Your assignment:
A complete copy of the entries, exactly as written, is the expected result.

*** Exercise data ***

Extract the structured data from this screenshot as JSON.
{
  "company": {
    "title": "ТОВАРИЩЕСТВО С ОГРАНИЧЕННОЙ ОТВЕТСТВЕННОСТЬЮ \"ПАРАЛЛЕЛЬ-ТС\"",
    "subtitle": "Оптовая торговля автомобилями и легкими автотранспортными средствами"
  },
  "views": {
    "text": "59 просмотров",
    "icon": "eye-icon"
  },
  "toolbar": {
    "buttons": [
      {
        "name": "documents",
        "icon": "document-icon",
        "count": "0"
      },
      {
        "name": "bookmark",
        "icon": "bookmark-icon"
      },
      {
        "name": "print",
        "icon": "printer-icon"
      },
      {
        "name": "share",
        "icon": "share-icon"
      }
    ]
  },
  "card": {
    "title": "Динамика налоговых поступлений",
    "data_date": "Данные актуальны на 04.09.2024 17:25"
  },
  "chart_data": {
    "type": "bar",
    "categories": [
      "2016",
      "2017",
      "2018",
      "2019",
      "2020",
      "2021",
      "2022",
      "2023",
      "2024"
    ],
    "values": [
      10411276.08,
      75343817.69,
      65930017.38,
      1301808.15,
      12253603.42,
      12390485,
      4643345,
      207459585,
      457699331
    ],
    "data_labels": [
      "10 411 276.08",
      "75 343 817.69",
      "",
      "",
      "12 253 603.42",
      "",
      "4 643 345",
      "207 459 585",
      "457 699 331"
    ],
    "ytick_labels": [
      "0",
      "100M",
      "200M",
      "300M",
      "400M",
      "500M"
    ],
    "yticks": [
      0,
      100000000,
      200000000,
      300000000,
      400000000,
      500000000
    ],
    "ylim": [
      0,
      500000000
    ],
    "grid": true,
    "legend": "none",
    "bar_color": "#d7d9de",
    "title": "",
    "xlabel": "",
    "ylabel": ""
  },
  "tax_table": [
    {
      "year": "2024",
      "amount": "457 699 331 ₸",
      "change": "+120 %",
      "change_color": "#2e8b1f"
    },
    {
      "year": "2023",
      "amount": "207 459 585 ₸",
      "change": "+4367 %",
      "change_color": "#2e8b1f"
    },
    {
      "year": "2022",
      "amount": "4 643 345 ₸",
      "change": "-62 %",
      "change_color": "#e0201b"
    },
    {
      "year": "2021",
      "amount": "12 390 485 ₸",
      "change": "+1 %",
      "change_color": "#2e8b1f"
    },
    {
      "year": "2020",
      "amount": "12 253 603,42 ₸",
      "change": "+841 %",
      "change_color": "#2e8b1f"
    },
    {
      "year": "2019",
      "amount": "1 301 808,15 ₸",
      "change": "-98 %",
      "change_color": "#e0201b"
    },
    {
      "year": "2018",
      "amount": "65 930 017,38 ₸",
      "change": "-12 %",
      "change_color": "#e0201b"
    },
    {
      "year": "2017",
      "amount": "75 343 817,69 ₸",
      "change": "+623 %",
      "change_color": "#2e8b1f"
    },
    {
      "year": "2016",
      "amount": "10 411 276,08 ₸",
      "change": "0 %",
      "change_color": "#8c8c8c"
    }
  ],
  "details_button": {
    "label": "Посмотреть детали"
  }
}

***

Answer to this exercise:
Extract the structured data from this screenshot as JSON.
{
  "company": {
    "title": "ТОВАРИЩЕСТВО С ОГРАНИЧЕННОЙ ОТВЕТСТВЕННОСТЬЮ \"ПАРАЛЛЕЛЬ-ТС\"",
    "subtitle": "Оптовая торговля автомобилями и легкими автотранспортными средствами"
  },
  "views": {
    "text": "59 просмотров",
    "icon": "eye-icon"
  },
  "toolbar": {
    "buttons": [
      {
        "name": "documents",
        "icon": "document-icon",
        "count": "0"
      },
      {
        "name": "bookmark",
        "icon": "bookmark-icon"
      },
      {
        "name": "print",
        "icon": "printer-icon"
      },
      {
        "name": "share",
        "icon": "share-icon"
      }
    ]
  },
  "card": {
    "title": "Динамика налоговых поступлений",
    "data_date": "Данные актуальны на 04.09.2024 17:25"
  },
  "chart_data": {
    "type": "bar",
    "categories": [
      "2016",
      "2017",
      "2018",
      "2019",
      "2020",
      "2021",
      "2022",
      "2023",
      "2024"
    ],
    "values": [
      10411276.08,
      75343817.69,
      65930017.38,
      1301808.15,
      12253603.42,
      12390485,
      4643345,
      207459585,
      457699331
    ],
    "data_labels": [
      "10 411 276.08",
      "75 343 817.69",
      "",
      "",
      "12 253 603.42",
      "",
      "4 643 345",
      "207 459 585",
      "457 699 331"
    ],
    "ytick_labels": [
      "0",
      "100M",
      "200M",
      "300M",
      "400M",
      "500M"
    ],
    "yticks": [
      0,
      100000000,
      200000000,
      300000000,
      400000000,
      500000000
    ],
    "ylim": [
      0,
      500000000
    ],
    "grid": true,
    "legend": "none",
    "bar_color": "#d7d9de",
    "title": "",
    "xlabel": "",
    "ylabel": ""
  },
  "tax_table": [
    {
      "year": "2024",
      "amount": "457 699 331 ₸",
      "change": "+120 %",
      "change_color": "#2e8b1f"
    },
    {
      "year": "2023",
      "amount": "207 459 585 ₸",
      "change": "+4367 %",
      "change_color": "#2e8b1f"
    },
    {
      "year": "2022",
      "amount": "4 643 345 ₸",
      "change": "-62 %",
      "change_color": "#e0201b"
    },
    {
      "year": "2021",
      "amount": "12 390 485 ₸",
      "change": "+1 %",
      "change_color": "#2e8b1f"
    },
    {
      "year": "2020",
      "amount": "12 253 603,42 ₸",
      "change": "+841 %",
      "change_color": "#2e8b1f"
    },
    {
      "year": "2019",
      "amount": "1 301 808,15 ₸",
      "change": "-98 %",
      "change_color": "#e0201b"
    },
    {
      "year": "2018",
      "amount": "65 930 017,38 ₸",
      "change": "-12 %",
      "change_color": "#e0201b"
    },
    {
      "year": "2017",
      "amount": "75 343 817,69 ₸",
      "change": "+623 %",
      "change_color": "#2e8b1f"
    },
    {
      "year": "2016",
      "amount": "10 411 276,08 ₸",
      "change": "0 %",
      "change_color": "#8c8c8c"
    }
  ],
  "details_button": {
    "label": "Посмотреть детали"
  }
}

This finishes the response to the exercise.